Facilitated by Dr Kath McFarlane, a senior lecturer with the CSU Centre for Law and Justice, Mr Killick described how he first achieved notoriety in 1966 when he carried out Australia's first decimal currency bank heist.
He then covered topics as diverse as being in gaol with Ronald Ryan, the last man to be hanged in Australia; the psychological and physical torment of the prison 'biff', where prisoners were routinely beaten by officers as they came into the gaol; the changes brought about by the Nagle Royal Commission into prisons in NSW; and the impacts of crime on victims and their families.
The class also heard John's own account of his audacious escape from Silverwater gaol.
As Mr Killick ruefully noted, the lecture coincided almost to the day with the time 56 years previously that he as a 17 year-old had made a mad dash for freedom from Bathurst Courthouse.
"That was my first escape actually," he told the class, confiding that he had avoided police shots until he was eventually recaptured, hiding in a chicken shed in Bathurst.
In 2015 John released a book Gambling for Love, a cautionary tale about gambling, crime and prison.
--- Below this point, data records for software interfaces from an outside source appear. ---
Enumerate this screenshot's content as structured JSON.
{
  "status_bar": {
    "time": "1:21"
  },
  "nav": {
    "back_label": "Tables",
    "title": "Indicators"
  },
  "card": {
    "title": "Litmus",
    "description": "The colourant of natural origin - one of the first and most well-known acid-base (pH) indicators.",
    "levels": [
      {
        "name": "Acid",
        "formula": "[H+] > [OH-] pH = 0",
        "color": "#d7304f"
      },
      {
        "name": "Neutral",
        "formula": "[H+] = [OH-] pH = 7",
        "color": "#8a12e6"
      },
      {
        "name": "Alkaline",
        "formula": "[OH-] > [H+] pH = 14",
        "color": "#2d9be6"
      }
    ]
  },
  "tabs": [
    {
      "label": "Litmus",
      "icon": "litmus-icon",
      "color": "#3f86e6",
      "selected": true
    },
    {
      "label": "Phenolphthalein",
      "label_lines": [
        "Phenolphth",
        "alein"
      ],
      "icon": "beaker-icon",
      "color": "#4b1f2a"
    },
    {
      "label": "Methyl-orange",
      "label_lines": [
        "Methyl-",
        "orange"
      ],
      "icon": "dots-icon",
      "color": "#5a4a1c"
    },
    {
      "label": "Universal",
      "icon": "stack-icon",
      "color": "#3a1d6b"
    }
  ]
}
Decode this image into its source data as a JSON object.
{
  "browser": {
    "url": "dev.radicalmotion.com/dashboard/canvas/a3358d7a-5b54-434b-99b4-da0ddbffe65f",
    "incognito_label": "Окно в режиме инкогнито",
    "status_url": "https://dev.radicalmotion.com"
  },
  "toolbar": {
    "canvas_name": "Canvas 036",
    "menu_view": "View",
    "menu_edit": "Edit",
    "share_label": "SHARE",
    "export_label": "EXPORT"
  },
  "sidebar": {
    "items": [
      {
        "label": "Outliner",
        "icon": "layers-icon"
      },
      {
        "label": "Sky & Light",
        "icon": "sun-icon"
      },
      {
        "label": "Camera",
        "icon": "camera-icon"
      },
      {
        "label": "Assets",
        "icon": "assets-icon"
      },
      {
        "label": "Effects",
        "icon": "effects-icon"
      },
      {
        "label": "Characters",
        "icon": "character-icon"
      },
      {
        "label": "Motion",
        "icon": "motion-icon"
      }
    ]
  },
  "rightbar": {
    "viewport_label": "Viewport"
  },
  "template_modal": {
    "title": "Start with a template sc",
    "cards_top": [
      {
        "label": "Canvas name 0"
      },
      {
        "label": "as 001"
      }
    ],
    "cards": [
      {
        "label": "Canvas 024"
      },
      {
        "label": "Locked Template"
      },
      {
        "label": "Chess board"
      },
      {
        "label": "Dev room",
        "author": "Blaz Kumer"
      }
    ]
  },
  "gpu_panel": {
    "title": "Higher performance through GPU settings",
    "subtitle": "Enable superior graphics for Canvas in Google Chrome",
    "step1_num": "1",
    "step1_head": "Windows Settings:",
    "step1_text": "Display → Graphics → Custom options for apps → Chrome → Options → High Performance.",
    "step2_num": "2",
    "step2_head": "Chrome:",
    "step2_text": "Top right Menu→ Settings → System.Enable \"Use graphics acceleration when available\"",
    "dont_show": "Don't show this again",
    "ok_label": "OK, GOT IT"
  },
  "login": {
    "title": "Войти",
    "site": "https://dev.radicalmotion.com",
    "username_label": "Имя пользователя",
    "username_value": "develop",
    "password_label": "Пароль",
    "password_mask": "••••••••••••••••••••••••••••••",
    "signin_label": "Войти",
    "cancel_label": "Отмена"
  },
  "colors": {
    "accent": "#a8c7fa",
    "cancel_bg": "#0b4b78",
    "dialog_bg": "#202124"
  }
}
He was also the subject of what has been described as one of the best Australian love stories of all time titled "Long Loud Hours" by award-winning hip hop artist Urthboy.
Dr McFarlane explained that this lecture was one of a series that is designed to expose students to different viewpoints of crime and punishment.
"Many students will go on to work with offenders, with victims and with families, and they need to understand what makes someone turn to crime, and what might make them stop," Dr McFarlane said.
"John's perspective provided an invaluable insight into the reality of life behind bars, and what can help someone turn their life around."
Students who attended the lecture, many of whom study online with CSU, said John's stories were "Fabulous".
One said "Nothing beats an insider's perspective", while another saw the value of reform in prison, saying it "Really opened my eyes to the way in which John was reformed – he looks and acts like he had never been to prison."